The Composers' Workshop is a collaborative project between composers and performers in the UI School of Music. It is devoted to the performance of music written at the UI and aims to foster greater co-operation and interplay between composers and performers in the Iowa City area. The workshop is directed by David Gompper, professor of music in the Theory and Composition Department of the School of Music and director of the Center for New Music.

Works on the April 29 concert will be:

-- "Frame_Mask" for flute and cello by Erin Gee;

-- "Field Study" for solo piano by Michael Cash;

-- "Into the Void" (computer-generated sound) by Christopher Brakel;

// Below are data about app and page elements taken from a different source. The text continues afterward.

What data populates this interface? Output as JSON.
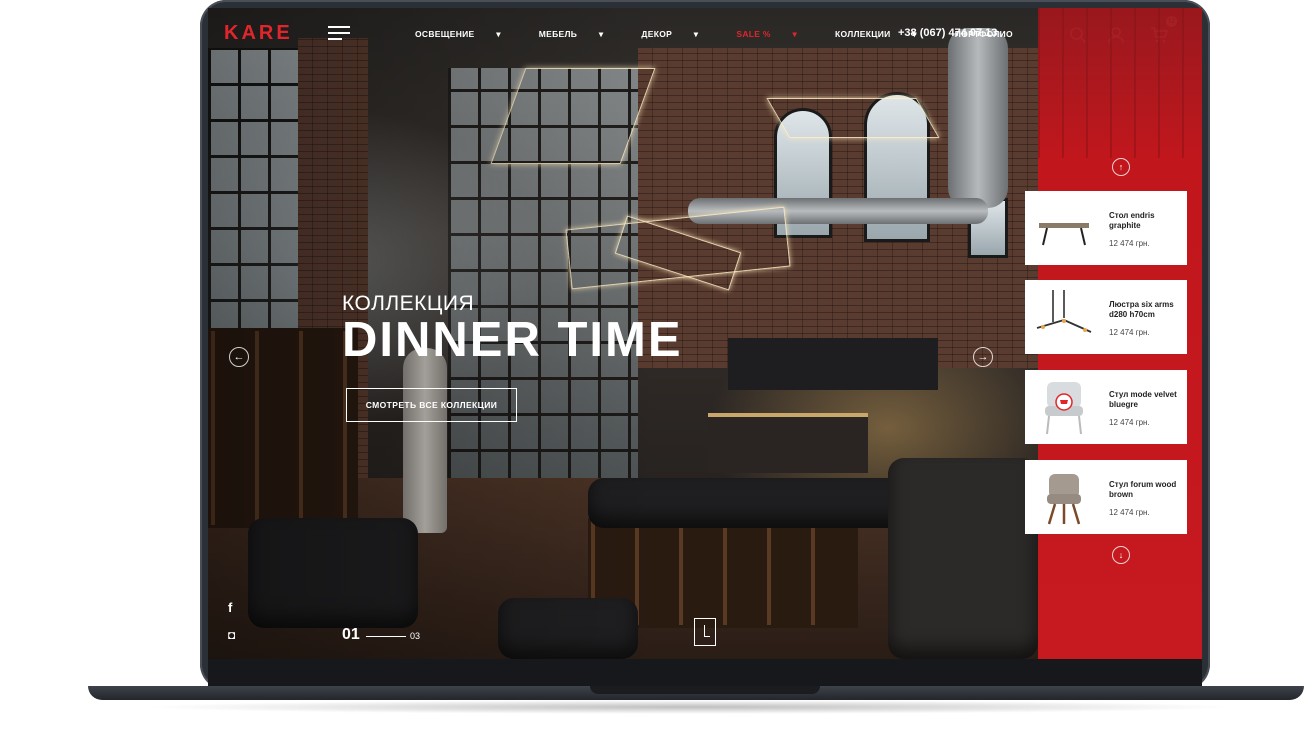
{
  "header": {
    "logo": "KARE",
    "nav": [
      "ОСВЕЩЕНИЕ",
      "МЕБЕЛЬ",
      "ДЕКОР",
      "SALE %",
      "КОЛЛЕКЦИИ",
      "ПОРТФОЛИО"
    ],
    "nav_dropdown_arrow": "▾",
    "phone": "+38 (067) 474 07 13",
    "cart_count": "12"
  },
  "hero": {
    "kicker": "КОЛЛЕКЦИЯ",
    "title": "DINNER TIME",
    "button": "СМОТРЕТЬ  ВСЕ КОЛЛЕКЦИИ",
    "prev_arrow": "←",
    "next_arrow": "→",
    "current_slide": "01",
    "total_slides": "03"
  },
  "social": {
    "facebook": "f",
    "instagram": "◘"
  },
  "products": [
    {
      "name": "Стол endris graphite",
      "price": "12 474 грн."
    },
    {
      "name": "Люстра six arms d280 h70cm",
      "price": "12 474 грн."
    },
    {
      "name": "Стул mode velvet bluegre",
      "price": "12 474 грн."
    },
    {
      "name": "Стул forum wood brown",
      "price": "12 474 грн."
    }
  ],
  "panel": {
    "up_arrow": "↑",
    "down_arrow": "↓"
  },
  "colors": {
    "accent": "#e0262c",
    "panel": "#c71a20"
  },
  "icons": [
    "search-icon",
    "user-icon",
    "cart-icon",
    "menu-icon",
    "facebook-icon",
    "instagram-icon",
    "cart-add-icon"
  ]
}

-- "Alle deine Siegel erbrochen? Nie" (All of your seals broken? Never) for violin and
14 instruments by Albin Jones; and

-- "Calm III" for oboe and piano by Shinjung Kim.

The School of Music is part of the Division of Performing Arts in the UI College of Liberal Arts.

For information on UI arts events, visit http://www.uiowa.edu/artsiowa on the World Wide Web. You may visit the UI School of Music web site at http://www.uiowa.edu/~music/. To receive UI arts news by e-mail, contact <deborah-thumma@uiowa.edu>.